Given the rise in popularity of social tagging systems, it seems only natural to ask how efficient is the organically evolved tagging vocabulary in describing any underlying objects?
The accumulation of human knowledge relies on innovations in novel methods of organizing information. Subject indexes, ontologies, library catalogs, Dewey decimal systems are just a few examples of how curators and users of information environments have attempted to organize knowledge. Recently, tagging has exploded as a fad in information systems to categorize and cluster information objects. Shirky argues that since tagging systems does not use a controlled vocabulary, it can easily respond to changes in the consensus of how things should be classified.
Social navigation as enabled by social tagging systems can be studied by how well the tags form a vocabulary to describe the contents being tagged. At ICWSM conference today as well as Hypertext 2008 conference coming up in June, we are reporting research on using information theory to understand social tagging datasets.
For most tagging systems the total number of tags in the collective vocabulary is much less than the total number of objects being tagged. We collected del.icio.us bookmarking data using a custom web crawler and screen scraper in late-summer 2006. We collected 9,853,345 distinct documents 140,182 users, and 118,456 users in our dataset for a total of roughly 35 milliion bookmarks. The ratio of unique documents to unique tags is almost 84. Given this multiplicity of tags to documents, a question remains: how effective are the tags at isolating any single document? Naively, if we specify a single tag in this system we would uniquely identify 84 documents--- thus the answer to our question is ``not very well!''. However this method carries a faulty assumption; not every document is equal. Some documents are more popular and important than others, and this importance is conveyed by the number bookmarks per document. Thus, we can reformulate the above question to be: how well does the mapping of tags to documents retain about the distribution of the documents?
This is where Information Theory comes in. Information theory provides a natural framework to understand the
amount of shared information between two random variables. The conditional entropy measures the amount of
entropy remaining in one random variable when we know the value of a second random variable.
The entropy of documents conditional on tags, H(D|T), is increasing rapidly. What this means is that, even after knowing completely the value of a tag, the entropy of the set of documents is increasing over time. Conditional Entropy asks the question: "Given that I know a set of tags, how much uncertainty regarding the document set that I was referencing with those tags remains?"
The fact that this curve is strictly increasing suggests that the specicity of any given tag is decreasing. That is to say, as a navigation aid, tags are becoming harder and harder to use. We are moving closer and closer to the proverbial "needle in a haystack" where any single tag references too many documents to be considered useful. "Aha!" you say, because users can respond to this by using more tags per bookmark. This way, they can specify several tags (instead of just a single one) to retrieve the exactly the document they want. If you thought that, you'd be right.

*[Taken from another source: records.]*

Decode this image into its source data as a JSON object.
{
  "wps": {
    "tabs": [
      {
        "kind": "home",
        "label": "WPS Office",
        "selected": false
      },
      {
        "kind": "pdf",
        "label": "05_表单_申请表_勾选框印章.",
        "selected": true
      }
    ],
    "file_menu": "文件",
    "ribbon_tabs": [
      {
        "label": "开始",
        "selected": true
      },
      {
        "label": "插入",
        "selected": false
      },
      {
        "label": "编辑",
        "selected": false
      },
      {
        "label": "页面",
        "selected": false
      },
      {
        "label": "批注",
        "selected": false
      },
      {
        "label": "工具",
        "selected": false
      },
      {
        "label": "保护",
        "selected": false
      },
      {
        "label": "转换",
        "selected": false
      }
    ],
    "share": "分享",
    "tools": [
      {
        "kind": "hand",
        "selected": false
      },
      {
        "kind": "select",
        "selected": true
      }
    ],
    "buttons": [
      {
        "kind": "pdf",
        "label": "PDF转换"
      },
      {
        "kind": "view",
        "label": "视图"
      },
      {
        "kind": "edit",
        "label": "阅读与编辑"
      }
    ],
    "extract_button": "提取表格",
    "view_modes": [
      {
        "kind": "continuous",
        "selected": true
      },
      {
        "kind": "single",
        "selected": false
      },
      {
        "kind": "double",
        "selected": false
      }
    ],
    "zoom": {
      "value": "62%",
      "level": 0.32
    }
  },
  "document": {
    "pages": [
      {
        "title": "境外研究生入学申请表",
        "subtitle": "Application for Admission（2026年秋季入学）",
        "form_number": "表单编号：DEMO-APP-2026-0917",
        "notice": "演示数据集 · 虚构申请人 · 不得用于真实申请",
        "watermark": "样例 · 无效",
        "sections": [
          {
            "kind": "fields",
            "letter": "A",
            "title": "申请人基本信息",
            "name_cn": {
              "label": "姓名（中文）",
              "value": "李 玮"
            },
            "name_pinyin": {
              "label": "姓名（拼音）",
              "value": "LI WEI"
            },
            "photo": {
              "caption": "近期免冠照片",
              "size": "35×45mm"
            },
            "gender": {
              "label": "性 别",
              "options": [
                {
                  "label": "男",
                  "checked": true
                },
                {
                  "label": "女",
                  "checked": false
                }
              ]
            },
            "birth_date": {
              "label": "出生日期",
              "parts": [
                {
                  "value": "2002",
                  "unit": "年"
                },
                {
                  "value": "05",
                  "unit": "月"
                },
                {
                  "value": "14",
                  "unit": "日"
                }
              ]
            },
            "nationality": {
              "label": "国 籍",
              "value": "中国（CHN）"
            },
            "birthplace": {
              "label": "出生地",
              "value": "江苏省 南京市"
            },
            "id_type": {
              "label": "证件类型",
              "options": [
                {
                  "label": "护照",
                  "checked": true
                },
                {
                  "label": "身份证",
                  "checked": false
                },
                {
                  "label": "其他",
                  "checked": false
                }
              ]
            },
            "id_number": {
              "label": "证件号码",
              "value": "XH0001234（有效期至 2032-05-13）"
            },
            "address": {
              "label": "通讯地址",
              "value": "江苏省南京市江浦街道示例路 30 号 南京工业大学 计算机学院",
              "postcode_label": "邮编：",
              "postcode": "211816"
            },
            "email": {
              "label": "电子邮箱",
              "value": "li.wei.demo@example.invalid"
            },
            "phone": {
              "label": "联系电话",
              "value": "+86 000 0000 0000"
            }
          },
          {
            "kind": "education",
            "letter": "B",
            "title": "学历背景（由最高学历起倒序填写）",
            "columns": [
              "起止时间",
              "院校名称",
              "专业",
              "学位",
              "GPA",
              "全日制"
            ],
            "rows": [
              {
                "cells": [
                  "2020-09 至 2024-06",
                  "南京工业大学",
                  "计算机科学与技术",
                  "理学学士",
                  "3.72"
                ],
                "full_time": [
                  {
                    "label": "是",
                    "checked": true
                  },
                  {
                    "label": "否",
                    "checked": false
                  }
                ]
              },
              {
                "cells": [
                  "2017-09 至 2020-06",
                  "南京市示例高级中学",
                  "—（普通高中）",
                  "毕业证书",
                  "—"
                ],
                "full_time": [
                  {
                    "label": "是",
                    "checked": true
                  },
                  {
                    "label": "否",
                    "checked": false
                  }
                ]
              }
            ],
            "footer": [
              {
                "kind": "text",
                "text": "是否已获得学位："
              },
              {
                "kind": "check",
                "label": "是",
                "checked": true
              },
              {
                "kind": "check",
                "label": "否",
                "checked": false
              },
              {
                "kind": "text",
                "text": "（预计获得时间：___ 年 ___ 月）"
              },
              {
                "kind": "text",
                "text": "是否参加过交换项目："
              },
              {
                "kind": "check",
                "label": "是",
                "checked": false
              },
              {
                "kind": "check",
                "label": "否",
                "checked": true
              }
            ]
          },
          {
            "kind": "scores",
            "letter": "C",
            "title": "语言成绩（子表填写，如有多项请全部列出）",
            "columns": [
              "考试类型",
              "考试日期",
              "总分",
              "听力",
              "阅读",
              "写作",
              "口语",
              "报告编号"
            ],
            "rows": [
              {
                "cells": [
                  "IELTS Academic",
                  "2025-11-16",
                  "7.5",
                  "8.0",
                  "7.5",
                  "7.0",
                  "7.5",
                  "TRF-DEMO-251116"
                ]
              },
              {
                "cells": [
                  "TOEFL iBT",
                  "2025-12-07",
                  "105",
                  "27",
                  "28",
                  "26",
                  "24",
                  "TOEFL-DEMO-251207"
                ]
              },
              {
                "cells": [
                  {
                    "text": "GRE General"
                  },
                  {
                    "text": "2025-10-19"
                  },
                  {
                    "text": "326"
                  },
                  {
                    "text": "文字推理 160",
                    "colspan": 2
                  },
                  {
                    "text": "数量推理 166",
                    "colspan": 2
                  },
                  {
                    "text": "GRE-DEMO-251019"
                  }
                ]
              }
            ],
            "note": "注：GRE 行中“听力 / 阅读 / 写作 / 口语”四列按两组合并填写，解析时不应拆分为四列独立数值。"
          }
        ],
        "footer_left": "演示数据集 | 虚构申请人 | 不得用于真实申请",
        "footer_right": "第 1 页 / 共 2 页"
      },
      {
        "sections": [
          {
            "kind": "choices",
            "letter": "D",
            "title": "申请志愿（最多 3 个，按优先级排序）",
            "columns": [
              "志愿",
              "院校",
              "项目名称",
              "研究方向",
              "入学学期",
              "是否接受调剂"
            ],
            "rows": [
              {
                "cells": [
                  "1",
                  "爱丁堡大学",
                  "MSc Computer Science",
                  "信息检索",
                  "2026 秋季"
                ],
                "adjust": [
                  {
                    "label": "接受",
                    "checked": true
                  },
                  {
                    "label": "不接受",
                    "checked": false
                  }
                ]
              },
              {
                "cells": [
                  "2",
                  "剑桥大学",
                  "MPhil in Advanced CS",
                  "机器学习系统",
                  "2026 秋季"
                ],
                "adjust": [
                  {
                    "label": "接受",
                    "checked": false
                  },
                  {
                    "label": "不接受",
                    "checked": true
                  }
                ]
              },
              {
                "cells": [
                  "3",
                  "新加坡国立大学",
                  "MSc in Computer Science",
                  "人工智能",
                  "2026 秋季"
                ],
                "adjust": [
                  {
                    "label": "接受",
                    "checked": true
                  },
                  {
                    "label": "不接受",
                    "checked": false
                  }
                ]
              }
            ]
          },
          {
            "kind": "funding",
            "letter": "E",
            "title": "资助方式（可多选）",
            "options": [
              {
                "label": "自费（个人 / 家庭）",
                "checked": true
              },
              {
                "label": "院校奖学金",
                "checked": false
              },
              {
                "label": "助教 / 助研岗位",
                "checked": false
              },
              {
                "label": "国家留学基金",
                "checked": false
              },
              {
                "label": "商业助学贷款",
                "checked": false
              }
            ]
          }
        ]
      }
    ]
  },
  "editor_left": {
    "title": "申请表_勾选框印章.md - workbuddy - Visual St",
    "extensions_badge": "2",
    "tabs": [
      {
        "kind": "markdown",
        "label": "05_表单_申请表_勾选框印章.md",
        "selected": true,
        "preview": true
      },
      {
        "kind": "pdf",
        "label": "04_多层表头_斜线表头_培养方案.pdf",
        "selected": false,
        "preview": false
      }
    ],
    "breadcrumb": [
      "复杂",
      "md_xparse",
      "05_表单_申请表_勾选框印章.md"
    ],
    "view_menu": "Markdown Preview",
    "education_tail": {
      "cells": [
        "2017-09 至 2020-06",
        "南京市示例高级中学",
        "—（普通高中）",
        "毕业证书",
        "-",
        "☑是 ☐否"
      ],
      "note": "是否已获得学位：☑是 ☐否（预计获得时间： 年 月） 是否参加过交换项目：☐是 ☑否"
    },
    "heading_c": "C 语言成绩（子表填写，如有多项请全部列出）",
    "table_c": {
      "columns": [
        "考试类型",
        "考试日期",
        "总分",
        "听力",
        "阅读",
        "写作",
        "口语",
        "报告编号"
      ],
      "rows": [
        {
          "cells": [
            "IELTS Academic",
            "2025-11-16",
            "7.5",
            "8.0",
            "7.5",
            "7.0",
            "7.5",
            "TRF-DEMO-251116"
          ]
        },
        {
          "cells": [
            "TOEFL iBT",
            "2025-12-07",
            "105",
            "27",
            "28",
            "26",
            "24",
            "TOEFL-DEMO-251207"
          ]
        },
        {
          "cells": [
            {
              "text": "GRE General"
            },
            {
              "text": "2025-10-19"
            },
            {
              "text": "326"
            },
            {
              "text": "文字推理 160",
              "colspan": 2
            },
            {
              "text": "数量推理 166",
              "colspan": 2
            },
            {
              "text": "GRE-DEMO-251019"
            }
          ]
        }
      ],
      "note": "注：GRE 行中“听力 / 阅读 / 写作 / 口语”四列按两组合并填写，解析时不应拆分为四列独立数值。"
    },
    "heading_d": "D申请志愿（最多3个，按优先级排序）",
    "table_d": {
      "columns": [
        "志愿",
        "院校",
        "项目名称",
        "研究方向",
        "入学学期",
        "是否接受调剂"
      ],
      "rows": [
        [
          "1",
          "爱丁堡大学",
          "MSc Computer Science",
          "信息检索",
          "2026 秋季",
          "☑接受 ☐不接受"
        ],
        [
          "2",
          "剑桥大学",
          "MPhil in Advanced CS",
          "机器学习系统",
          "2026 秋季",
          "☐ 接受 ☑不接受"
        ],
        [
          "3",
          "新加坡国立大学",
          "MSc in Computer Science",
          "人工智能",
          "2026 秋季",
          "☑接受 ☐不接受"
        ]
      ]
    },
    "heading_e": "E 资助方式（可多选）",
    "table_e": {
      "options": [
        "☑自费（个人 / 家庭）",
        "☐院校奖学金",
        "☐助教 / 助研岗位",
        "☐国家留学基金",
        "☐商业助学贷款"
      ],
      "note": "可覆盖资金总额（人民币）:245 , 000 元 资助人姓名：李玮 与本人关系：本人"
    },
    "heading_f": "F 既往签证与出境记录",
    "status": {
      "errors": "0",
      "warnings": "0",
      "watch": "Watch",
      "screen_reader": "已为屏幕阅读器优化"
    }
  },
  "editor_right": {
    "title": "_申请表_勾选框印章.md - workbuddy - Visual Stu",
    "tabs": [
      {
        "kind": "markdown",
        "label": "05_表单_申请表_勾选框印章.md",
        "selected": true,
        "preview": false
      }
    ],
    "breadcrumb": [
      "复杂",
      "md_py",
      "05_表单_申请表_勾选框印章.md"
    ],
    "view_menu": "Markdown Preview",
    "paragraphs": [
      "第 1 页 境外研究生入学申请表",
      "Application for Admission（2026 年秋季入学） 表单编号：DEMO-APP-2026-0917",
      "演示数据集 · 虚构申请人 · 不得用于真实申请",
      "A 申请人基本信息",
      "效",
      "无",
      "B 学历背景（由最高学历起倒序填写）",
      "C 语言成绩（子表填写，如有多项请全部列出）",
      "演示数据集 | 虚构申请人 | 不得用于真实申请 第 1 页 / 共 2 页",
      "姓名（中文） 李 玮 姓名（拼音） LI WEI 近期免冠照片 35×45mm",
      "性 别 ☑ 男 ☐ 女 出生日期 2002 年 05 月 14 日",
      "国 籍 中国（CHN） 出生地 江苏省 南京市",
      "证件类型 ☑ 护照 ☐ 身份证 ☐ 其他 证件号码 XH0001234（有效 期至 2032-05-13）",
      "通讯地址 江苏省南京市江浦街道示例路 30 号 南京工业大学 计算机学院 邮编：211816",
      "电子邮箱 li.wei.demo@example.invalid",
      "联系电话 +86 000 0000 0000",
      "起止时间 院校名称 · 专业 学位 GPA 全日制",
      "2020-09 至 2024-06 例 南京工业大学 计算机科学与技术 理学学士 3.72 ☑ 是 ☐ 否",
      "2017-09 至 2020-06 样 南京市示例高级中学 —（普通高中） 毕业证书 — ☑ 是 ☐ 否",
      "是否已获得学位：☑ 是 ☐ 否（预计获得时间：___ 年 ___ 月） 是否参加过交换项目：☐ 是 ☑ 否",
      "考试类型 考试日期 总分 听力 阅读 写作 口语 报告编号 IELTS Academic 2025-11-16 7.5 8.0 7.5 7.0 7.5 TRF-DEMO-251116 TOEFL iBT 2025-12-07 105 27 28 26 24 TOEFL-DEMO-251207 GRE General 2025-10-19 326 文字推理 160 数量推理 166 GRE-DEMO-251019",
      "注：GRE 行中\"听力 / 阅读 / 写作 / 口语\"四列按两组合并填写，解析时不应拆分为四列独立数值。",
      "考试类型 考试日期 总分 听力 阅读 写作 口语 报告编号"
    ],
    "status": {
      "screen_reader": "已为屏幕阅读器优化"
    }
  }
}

The plot here shows that the average number of tags per bookmark is around 2.8 as of late summer 2006. We have seen a similar trend in the number of query terms in search engine query logs increasing. As the size of the web increases, in order to find specific facts and items, users have to specify more keywords in order to find a specific content. The same evolutionary pressure appears to be at work here in the tagging behavior of users.
Another way to look at the data is to think about Mutual Information, which is a measure of independence between the two variables. Full independence is reached when I(D;T) = 0. As seen in here the trend is steep and quickly decreasing. As a measure of usefulness of the tags and their encoding, this suggests a worsening trend in the ability of users to specify and find tags and documents.
While our crawl at the time is probably incomplete, but this could be a reasonable method to look at the evolutionary trends of a social tagging system. More importantly, it suggests that we need to build search and recommendation systems that help users sift through resources in social tagging systems.
The references are:
Ed H. Chi, Todd Mytkowicz. Understanding the Efficiency of Social Tagging Systems using Information Theory. In Proc. of ACM Conference on Hypertext 2008. (to appear). ACM Press, 2008. Pittsburgh, PA.
(poster) Ed H. Chi, Todd Mytkowicz. Understanding the Efficiency of Social Tagging Systems using Information Theory. In Proc. of the Second International Conference on Weblogs and Social Media (ICWSM2008). Seattle, WA.